-- Records provided follows --
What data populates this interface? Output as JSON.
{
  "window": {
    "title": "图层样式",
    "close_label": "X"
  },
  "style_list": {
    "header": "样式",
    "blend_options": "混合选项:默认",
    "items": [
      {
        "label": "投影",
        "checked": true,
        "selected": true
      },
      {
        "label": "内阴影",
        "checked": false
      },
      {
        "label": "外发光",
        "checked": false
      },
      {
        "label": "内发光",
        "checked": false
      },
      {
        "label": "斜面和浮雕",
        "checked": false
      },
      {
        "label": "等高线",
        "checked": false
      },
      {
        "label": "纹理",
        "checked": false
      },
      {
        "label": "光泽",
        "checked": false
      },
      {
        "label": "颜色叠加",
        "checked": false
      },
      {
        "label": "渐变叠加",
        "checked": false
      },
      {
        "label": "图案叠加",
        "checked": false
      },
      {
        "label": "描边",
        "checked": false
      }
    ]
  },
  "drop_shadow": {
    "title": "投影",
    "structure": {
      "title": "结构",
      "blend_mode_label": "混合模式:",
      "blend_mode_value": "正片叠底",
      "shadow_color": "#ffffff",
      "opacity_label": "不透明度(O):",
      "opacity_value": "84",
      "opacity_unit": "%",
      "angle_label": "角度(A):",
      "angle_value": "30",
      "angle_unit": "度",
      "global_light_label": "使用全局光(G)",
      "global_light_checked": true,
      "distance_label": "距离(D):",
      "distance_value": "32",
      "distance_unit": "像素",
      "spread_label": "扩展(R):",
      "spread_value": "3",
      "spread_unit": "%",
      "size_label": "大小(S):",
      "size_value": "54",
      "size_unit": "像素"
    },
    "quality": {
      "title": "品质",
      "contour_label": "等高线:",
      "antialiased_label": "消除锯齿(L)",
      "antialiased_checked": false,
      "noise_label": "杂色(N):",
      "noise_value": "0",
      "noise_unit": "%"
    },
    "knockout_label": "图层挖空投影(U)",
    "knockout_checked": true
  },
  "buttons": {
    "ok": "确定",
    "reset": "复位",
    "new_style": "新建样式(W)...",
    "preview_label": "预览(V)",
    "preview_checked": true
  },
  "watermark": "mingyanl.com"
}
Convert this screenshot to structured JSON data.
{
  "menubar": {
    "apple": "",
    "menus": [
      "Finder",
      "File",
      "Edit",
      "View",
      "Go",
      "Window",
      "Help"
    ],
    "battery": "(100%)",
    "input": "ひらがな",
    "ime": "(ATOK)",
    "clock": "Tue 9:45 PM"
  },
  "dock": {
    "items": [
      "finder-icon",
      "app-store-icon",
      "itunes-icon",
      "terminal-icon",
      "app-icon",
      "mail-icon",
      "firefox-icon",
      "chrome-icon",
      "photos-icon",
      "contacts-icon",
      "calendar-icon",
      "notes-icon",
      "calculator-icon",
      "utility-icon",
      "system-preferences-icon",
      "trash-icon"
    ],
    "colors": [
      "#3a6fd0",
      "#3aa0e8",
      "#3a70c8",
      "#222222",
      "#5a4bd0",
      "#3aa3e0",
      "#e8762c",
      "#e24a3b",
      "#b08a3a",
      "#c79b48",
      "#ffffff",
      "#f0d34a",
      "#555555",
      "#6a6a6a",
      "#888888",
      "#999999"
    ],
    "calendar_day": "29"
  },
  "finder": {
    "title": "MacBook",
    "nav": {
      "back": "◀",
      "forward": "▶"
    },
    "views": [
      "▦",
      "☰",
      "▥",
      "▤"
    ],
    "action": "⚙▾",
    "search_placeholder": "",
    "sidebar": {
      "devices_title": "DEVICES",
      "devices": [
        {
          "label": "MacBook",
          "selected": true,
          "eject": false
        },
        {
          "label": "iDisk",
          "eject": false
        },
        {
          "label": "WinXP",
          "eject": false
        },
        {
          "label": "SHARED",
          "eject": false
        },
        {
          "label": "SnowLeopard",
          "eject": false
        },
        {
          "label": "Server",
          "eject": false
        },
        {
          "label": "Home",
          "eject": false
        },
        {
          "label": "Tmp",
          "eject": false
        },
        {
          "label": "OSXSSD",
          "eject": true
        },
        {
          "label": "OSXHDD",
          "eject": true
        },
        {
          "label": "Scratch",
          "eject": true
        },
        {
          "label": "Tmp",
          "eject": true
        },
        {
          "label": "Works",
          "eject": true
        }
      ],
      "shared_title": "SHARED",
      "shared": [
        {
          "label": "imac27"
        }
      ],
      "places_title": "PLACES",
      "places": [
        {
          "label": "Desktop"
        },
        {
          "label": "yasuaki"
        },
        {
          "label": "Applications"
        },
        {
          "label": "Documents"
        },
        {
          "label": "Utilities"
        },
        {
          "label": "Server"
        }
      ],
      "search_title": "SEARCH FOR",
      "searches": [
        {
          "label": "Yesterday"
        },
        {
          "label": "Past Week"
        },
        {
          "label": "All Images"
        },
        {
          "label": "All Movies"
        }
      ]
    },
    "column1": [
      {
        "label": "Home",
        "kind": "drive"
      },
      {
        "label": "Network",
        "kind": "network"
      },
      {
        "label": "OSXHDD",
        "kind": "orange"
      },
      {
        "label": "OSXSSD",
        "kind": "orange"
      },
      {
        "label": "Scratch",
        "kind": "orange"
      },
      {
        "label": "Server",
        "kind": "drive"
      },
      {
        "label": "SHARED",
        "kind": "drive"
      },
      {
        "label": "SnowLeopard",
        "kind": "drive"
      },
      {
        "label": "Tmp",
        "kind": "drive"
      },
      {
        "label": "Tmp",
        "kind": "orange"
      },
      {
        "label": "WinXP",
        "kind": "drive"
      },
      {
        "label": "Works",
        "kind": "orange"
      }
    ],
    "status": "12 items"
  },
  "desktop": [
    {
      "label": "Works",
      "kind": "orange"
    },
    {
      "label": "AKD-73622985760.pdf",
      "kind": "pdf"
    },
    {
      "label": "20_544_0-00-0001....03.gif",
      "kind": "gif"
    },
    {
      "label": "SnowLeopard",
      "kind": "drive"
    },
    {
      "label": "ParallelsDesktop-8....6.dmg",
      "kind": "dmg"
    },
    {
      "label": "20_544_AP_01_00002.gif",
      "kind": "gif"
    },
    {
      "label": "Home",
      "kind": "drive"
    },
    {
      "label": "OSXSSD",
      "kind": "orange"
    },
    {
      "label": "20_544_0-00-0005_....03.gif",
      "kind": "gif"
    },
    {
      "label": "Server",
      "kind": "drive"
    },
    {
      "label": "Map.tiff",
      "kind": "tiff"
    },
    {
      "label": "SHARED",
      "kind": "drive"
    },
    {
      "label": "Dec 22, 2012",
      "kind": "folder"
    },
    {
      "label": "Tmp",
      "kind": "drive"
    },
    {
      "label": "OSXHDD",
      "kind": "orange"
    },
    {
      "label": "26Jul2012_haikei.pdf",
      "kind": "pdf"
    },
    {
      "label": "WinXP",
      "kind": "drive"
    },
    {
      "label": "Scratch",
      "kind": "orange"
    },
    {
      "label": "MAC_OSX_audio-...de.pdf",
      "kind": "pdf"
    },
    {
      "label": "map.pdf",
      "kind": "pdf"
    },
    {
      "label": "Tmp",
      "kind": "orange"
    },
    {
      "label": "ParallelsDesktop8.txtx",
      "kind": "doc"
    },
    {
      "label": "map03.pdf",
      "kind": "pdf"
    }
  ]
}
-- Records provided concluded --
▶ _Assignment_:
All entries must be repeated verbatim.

▶ _Your response_:
What data populates this interface? Output as JSON.
{
  "window": {
    "title": "图层样式",
    "close_label": "X"
  },
  "style_list": {
    "header": "样式",
    "blend_options": "混合选项:默认",
    "items": [
      {
        "label": "投影",
        "checked": true,
        "selected": true
      },
      {
        "label": "内阴影",
        "checked": false
      },
      {
        "label": "外发光",
        "checked": false
      },
      {
        "label": "内发光",
        "checked": false
      },
      {
        "label": "斜面和浮雕",
        "checked": false
      },
      {
        "label": "等高线",
        "checked": false
      },
      {
        "label": "纹理",
        "checked": false
      },
      {
        "label": "光泽",
        "checked": false
      },
      {
        "label": "颜色叠加",
        "checked": false
      },
      {
        "label": "渐变叠加",
        "checked": false
      },
      {
        "label": "图案叠加",
        "checked": false
      },
      {
        "label": "描边",
        "checked": false
      }
    ]
  },
  "drop_shadow": {
    "title": "投影",
    "structure": {
      "title": "结构",
      "blend_mode_label": "混合模式:",
      "blend_mode_value": "正片叠底",
      "shadow_color": "#ffffff",
      "opacity_label": "不透明度(O):",
      "opacity_value": "84",
      "opacity_unit": "%",
      "angle_label": "角度(A):",
      "angle_value": "30",
      "angle_unit": "度",
      "global_light_label": "使用全局光(G)",
      "global_light_checked": true,
      "distance_label": "距离(D):",
      "distance_value": "32",
      "distance_unit": "像素",
      "spread_label": "扩展(R):",
      "spread_value": "3",
      "spread_unit": "%",
      "size_label": "大小(S):",
      "size_value": "54",
      "size_unit": "像素"
    },
    "quality": {
      "title": "品质",
      "contour_label": "等高线:",
      "antialiased_label": "消除锯齿(L)",
      "antialiased_checked": false,
      "noise_label": "杂色(N):",
      "noise_value": "0",
      "noise_unit": "%"
    },
    "knockout_label": "图层挖空投影(U)",
    "knockout_checked": true
  },
  "buttons": {
    "ok": "确定",
    "reset": "复位",
    "new_style": "新建样式(W)...",
    "preview_label": "预览(V)",
    "preview_checked": true
  },
  "watermark": "mingyanl.com"
}
Convert this screenshot to structured JSON data.
{
  "menubar": {
    "apple": "",
    "menus": [
      "Finder",
      "File",
      "Edit",
      "View",
      "Go",
      "Window",
      "Help"
    ],
    "battery": "(100%)",
    "input": "ひらがな",
    "ime": "(ATOK)",
    "clock": "Tue 9:45 PM"
  },
  "dock": {
    "items": [
      "finder-icon",
      "app-store-icon",
      "itunes-icon",
      "terminal-icon",
      "app-icon",
      "mail-icon",
      "firefox-icon",
      "chrome-icon",
      "photos-icon",
      "contacts-icon",
      "calendar-icon",
      "notes-icon",
      "calculator-icon",
      "utility-icon",
      "system-preferences-icon",
      "trash-icon"
    ],
    "colors": [
      "#3a6fd0",
      "#3aa0e8",
      "#3a70c8",
      "#222222",
      "#5a4bd0",
      "#3aa3e0",
      "#e8762c",
      "#e24a3b",
      "#b08a3a",
      "#c79b48",
      "#ffffff",
      "#f0d34a",
      "#555555",
      "#6a6a6a",
      "#888888",
      "#999999"
    ],
    "calendar_day": "29"
  },
  "finder": {
    "title": "MacBook",
    "nav": {
      "back": "◀",
      "forward": "▶"
    },
    "views": [
      "▦",
      "☰",
      "▥",
      "▤"
    ],
    "action": "⚙▾",
    "search_placeholder": "",
    "sidebar": {
      "devices_title": "DEVICES",
      "devices": [
        {
          "label": "MacBook",
          "selected": true,
          "eject": false
        },
        {
          "label": "iDisk",
          "eject": false
        },
        {
          "label": "WinXP",
          "eject": false
        },
        {
          "label": "SHARED",
          "eject": false
        },
        {
          "label": "SnowLeopard",
          "eject": false
        },
        {
          "label": "Server",
          "eject": false
        },
        {
          "label": "Home",
          "eject": false
        },
        {
          "label": "Tmp",
          "eject": false
        },
        {
          "label": "OSXSSD",
          "eject": true
        },
        {
          "label": "OSXHDD",
          "eject": true
        },
        {
          "label": "Scratch",
          "eject": true
        },
        {
          "label": "Tmp",
          "eject": true
        },
        {
          "label": "Works",
          "eject": true
        }
      ],
      "shared_title": "SHARED",
      "shared": [
        {
          "label": "imac27"
        }
      ],
      "places_title": "PLACES",
      "places": [
        {
          "label": "Desktop"
        },
        {
          "label": "yasuaki"
        },
        {
          "label": "Applications"
        },
        {
          "label": "Documents"
        },
        {
          "label": "Utilities"
        },
        {
          "label": "Server"
        }
      ],
      "search_title": "SEARCH FOR",
      "searches": [
        {
          "label": "Yesterday"
        },
        {
          "label": "Past Week"
        },
        {
          "label": "All Images"
        },
        {
          "label": "All Movies"
        }
      ]
    },
    "column1": [
      {
        "label": "Home",
        "kind": "drive"
      },
      {
        "label": "Network",
        "kind": "network"
      },
      {
        "label": "OSXHDD",
        "kind": "orange"
      },
      {
        "label": "OSXSSD",
        "kind": "orange"
      },
      {
        "label": "Scratch",
        "kind": "orange"
      },
      {
        "label": "Server",
        "kind": "drive"
      },
      {
        "label": "SHARED",
        "kind": "drive"
      },
      {
        "label": "SnowLeopard",
        "kind": "drive"
      },
      {
        "label": "Tmp",
        "kind": "drive"
      },
      {
        "label": "Tmp",
        "kind": "orange"
      },
      {
        "label": "WinXP",
        "kind": "drive"
      },
      {
        "label": "Works",
        "kind": "orange"
      }
    ],
    "status": "12 items"
  },
  "desktop": [
    {
      "label": "Works",
      "kind": "orange"
    },
    {
      "label": "AKD-73622985760.pdf",
      "kind": "pdf"
    },
    {
      "label": "20_544_0-00-0001....03.gif",
      "kind": "gif"
    },
    {
      "label": "SnowLeopard",
      "kind": "drive"
    },
    {
      "label": "ParallelsDesktop-8....6.dmg",
      "kind": "dmg"
    },
    {
      "label": "20_544_AP_01_00002.gif",
      "kind": "gif"
    },
    {
      "label": "Home",
      "kind": "drive"
    },
    {
      "label": "OSXSSD",
      "kind": "orange"
    },
    {
      "label": "20_544_0-00-0005_....03.gif",
      "kind": "gif"
    },
    {
      "label": "Server",
      "kind": "drive"
    },
    {
      "label": "Map.tiff",
      "kind": "tiff"
    },
    {
      "label": "SHARED",
      "kind": "drive"
    },
    {
      "label": "Dec 22, 2012",
      "kind": "folder"
    },
    {
      "label": "Tmp",
      "kind": "drive"
    },
    {
      "label": "OSXHDD",
      "kind": "orange"
    },
    {
      "label": "26Jul2012_haikei.pdf",
      "kind": "pdf"
    },
    {
      "label": "WinXP",
      "kind": "drive"
    },
    {
      "label": "Scratch",
      "kind": "orange"
    },
    {
      "label": "MAC_OSX_audio-...de.pdf",
      "kind": "pdf"
    },
    {
      "label": "map.pdf",
      "kind": "pdf"
    },
    {
      "label": "Tmp",
      "kind": "orange"
    },
    {
      "label": "ParallelsDesktop8.txtx",
      "kind": "doc"
    },
    {
      "label": "map03.pdf",
      "kind": "pdf"
    }
  ]
}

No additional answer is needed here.